In its original state, with an extra storey or two storeys, it must have been an impressive building; it is high enough, and impressive enough, today: the plain detailing and rows of little windows give it a not unattractive gauntness, curiously prognostic of the multi-storey mills that were to be built in the same area in the late eighteenth and nineteenth centuries Typologically it is an interesting and typical example of the lodge. In its relationship to the nearby big house it should be compared to Wothorpe Lodge, which Lord Exeter built a mile or so away from Burleigh to go to 'when his house at Burleigh was sweeping', to the two lodges in the park of Lord Salisbury's great house at Hatfield; and to the lodge at Handsworth which Lord Shrewsbury himself built (probably in 1577) on the edge of the park of Sheffield Manor, and to which he ultimately retired to die. A literary equivalent is provided by the Arcadia. In this one finds King Basilius building himself a star-shaped lodge as a retreat from the cares of government; and at the end of a vista was the smaller lodge where his daughter lived 'so that the Lodge seemeth not unlike a fair Comete whose taile stretcheth itselfe to a starre if kesse greatnes'. Both these houses, big and small, were called lodges. In a sense the big house at Worksop was also a lodge, even if an immensely inflated one; it was built around an older hunting-lodge, and its particular value, in the great conglomeration of Shrewsbury houses, was its position on the edge of Sherwood Forest.

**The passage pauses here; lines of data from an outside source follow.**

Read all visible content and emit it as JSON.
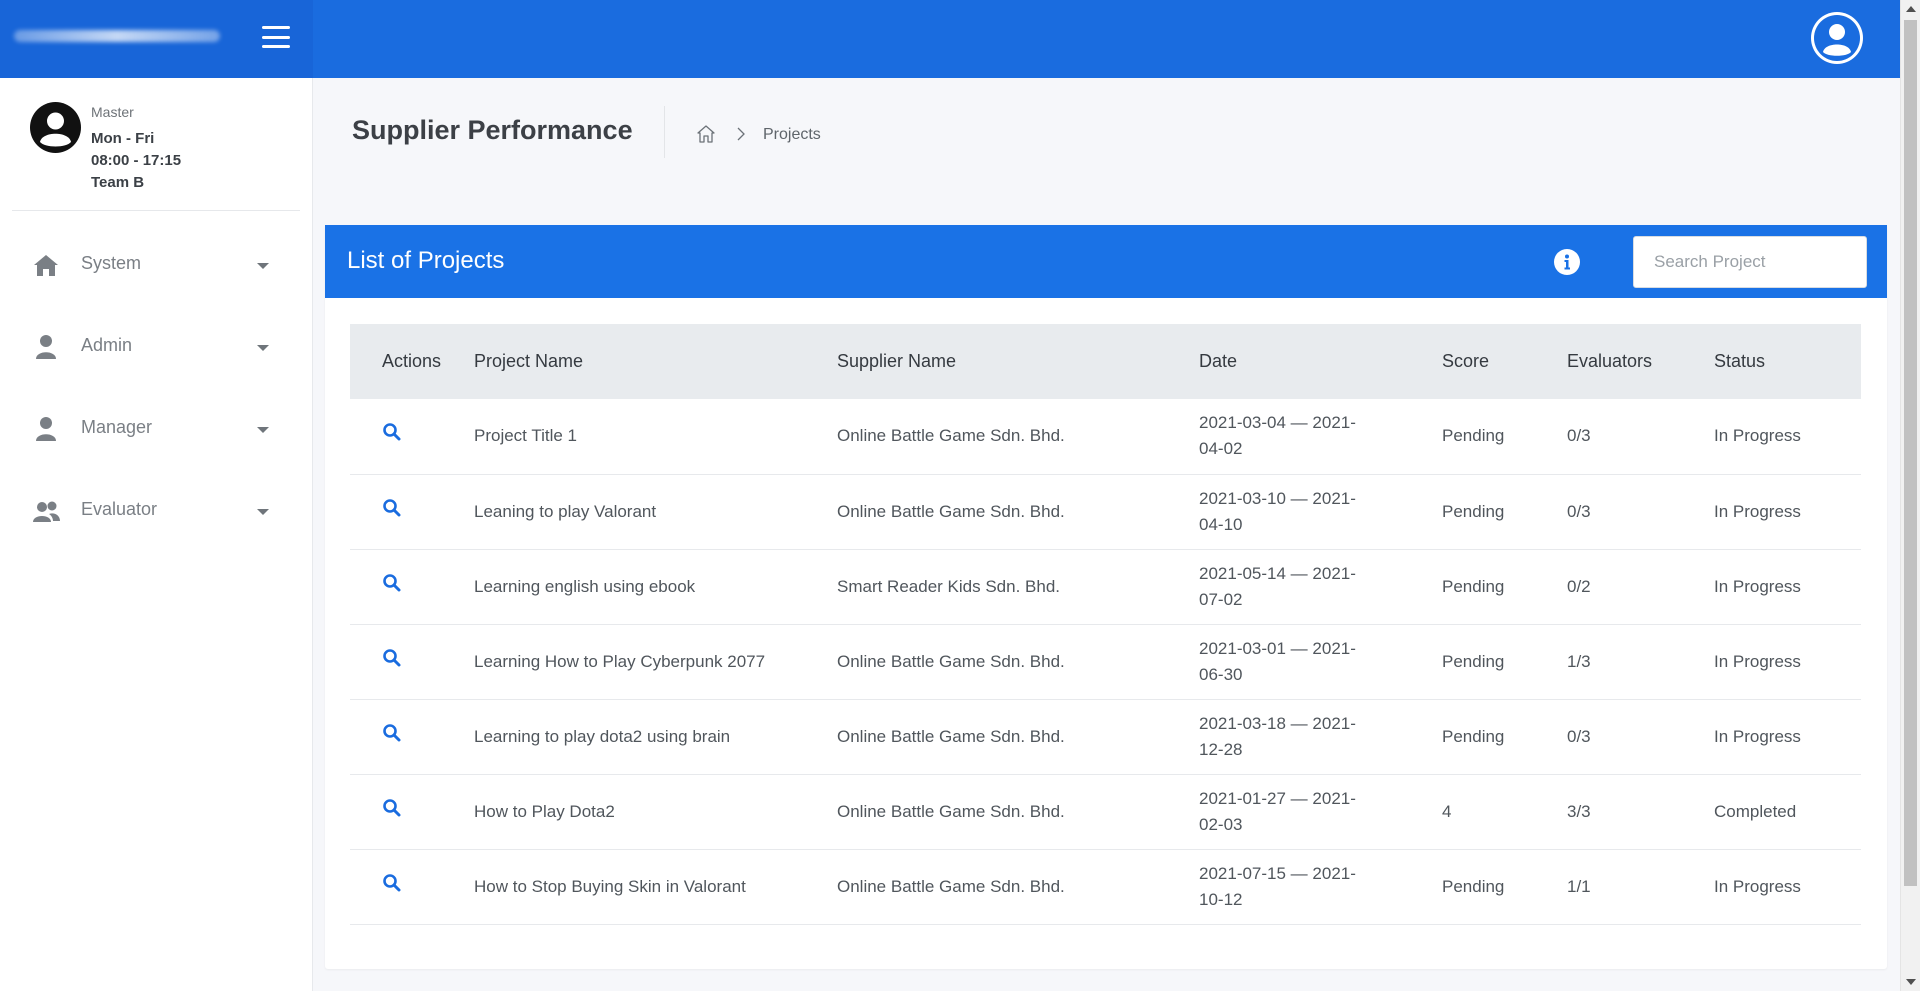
{
  "profile": {
    "role": "Master",
    "days": "Mon - Fri",
    "hours": "08:00 - 17:15",
    "team": "Team B"
  },
  "sidebar": {
    "items": [
      {
        "label": "System",
        "icon": "home-icon"
      },
      {
        "label": "Admin",
        "icon": "user-icon"
      },
      {
        "label": "Manager",
        "icon": "user-icon"
      },
      {
        "label": "Evaluator",
        "icon": "users-icon"
      }
    ]
  },
  "header": {
    "title": "Supplier Performance",
    "breadcrumb_current": "Projects"
  },
  "card": {
    "title": "List of Projects",
    "search_placeholder": "Search Project"
  },
  "table": {
    "columns": [
      "Actions",
      "Project Name",
      "Supplier Name",
      "Date",
      "Score",
      "Evaluators",
      "Status"
    ],
    "rows": [
      {
        "name": "Project Title 1",
        "supplier": "Online Battle Game Sdn. Bhd.",
        "date": "2021-03-04 — 2021-04-02",
        "score": "Pending",
        "evaluators": "0/3",
        "status": "In Progress"
      },
      {
        "name": "Leaning to play Valorant",
        "supplier": "Online Battle Game Sdn. Bhd.",
        "date": "2021-03-10 — 2021-04-10",
        "score": "Pending",
        "evaluators": "0/3",
        "status": "In Progress"
      },
      {
        "name": "Learning english using ebook",
        "supplier": "Smart Reader Kids Sdn. Bhd.",
        "date": "2021-05-14 — 2021-07-02",
        "score": "Pending",
        "evaluators": "0/2",
        "status": "In Progress"
      },
      {
        "name": "Learning How to Play Cyberpunk 2077",
        "supplier": "Online Battle Game Sdn. Bhd.",
        "date": "2021-03-01 — 2021-06-30",
        "score": "Pending",
        "evaluators": "1/3",
        "status": "In Progress"
      },
      {
        "name": "Learning to play dota2 using brain",
        "supplier": "Online Battle Game Sdn. Bhd.",
        "date": "2021-03-18 — 2021-12-28",
        "score": "Pending",
        "evaluators": "0/3",
        "status": "In Progress"
      },
      {
        "name": "How to Play Dota2",
        "supplier": "Online Battle Game Sdn. Bhd.",
        "date": "2021-01-27 — 2021-02-03",
        "score": "4",
        "evaluators": "3/3",
        "status": "Completed"
      },
      {
        "name": "How to Stop Buying Skin in Valorant",
        "supplier": "Online Battle Game Sdn. Bhd.",
        "date": "2021-07-15 — 2021-10-12",
        "score": "Pending",
        "evaluators": "1/1",
        "status": "In Progress"
      }
    ]
  },
  "colors": {
    "topbar": "#1a6cdf",
    "card_header": "#1a72e6",
    "action_icon": "#1a6cdf"
  }
}
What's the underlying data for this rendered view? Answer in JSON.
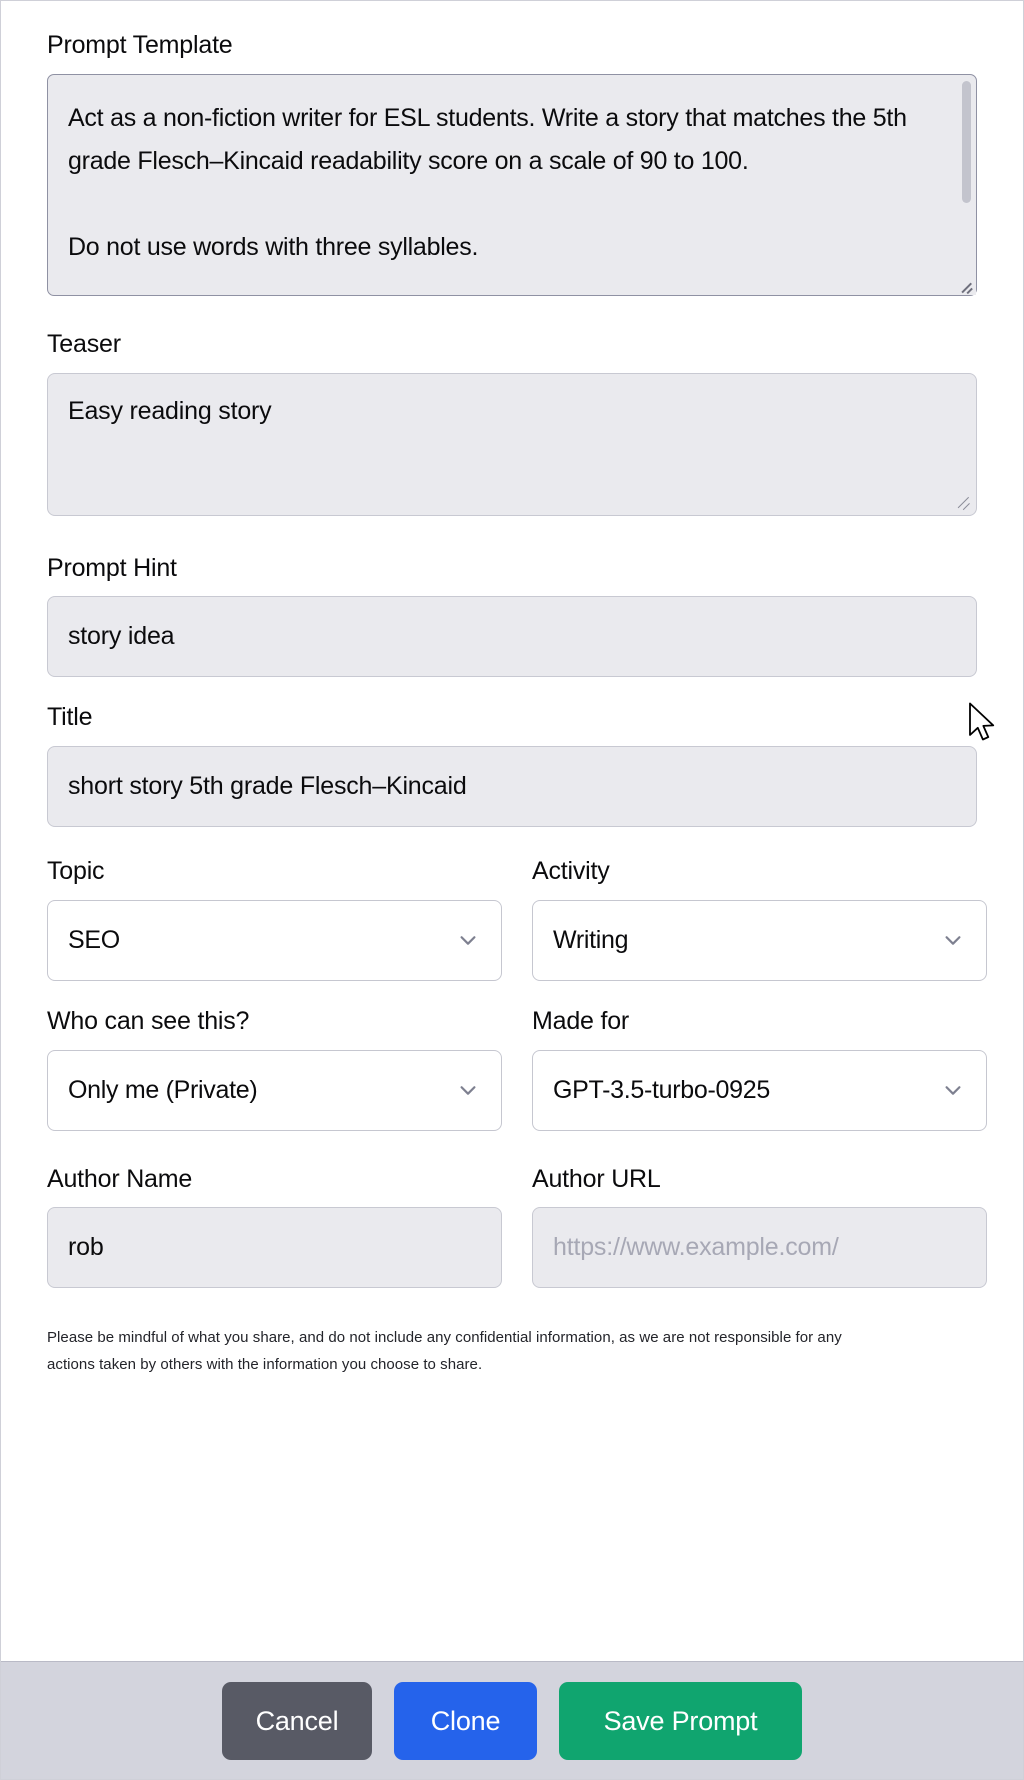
{
  "form": {
    "prompt_template": {
      "label": "Prompt Template",
      "value_line1": "Act as a non-fiction writer for ESL students. Write a story that",
      "value_line2": "matches the 5th grade Flesch–Kincaid readability score on a",
      "value_line3": "scale of 90 to 100.",
      "value_line4": "Do not use words with three syllables."
    },
    "teaser": {
      "label": "Teaser",
      "value": "Easy reading story"
    },
    "prompt_hint": {
      "label": "Prompt Hint",
      "value": "story idea"
    },
    "title": {
      "label": "Title",
      "value": "short story 5th grade Flesch–Kincaid"
    },
    "topic": {
      "label": "Topic",
      "value": "SEO"
    },
    "activity": {
      "label": "Activity",
      "value": "Writing"
    },
    "visibility": {
      "label": "Who can see this?",
      "value": "Only me (Private)"
    },
    "made_for": {
      "label": "Made for",
      "value": "GPT-3.5-turbo-0925"
    },
    "author_name": {
      "label": "Author Name",
      "value": "rob"
    },
    "author_url": {
      "label": "Author URL",
      "placeholder": "https://www.example.com/"
    },
    "disclaimer": "Please be mindful of what you share, and do not include any confidential information, as we are not responsible for any actions taken by others with the information you choose to share."
  },
  "footer": {
    "cancel_label": "Cancel",
    "clone_label": "Clone",
    "save_label": "Save Prompt"
  },
  "colors": {
    "cancel": "#585a65",
    "clone": "#2563eb",
    "save": "#10a56f",
    "field_fill": "#eaeaee",
    "footer_bg": "#d3d4dd"
  },
  "icons": {
    "chevron_down": "chevron-down-icon",
    "resize_handle": "resize-handle-icon",
    "mouse_pointer": "mouse-pointer-icon"
  }
}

These considerations may have weighed in the choice of a compact non-courtyard plan, in spite of the grandeur of its scale.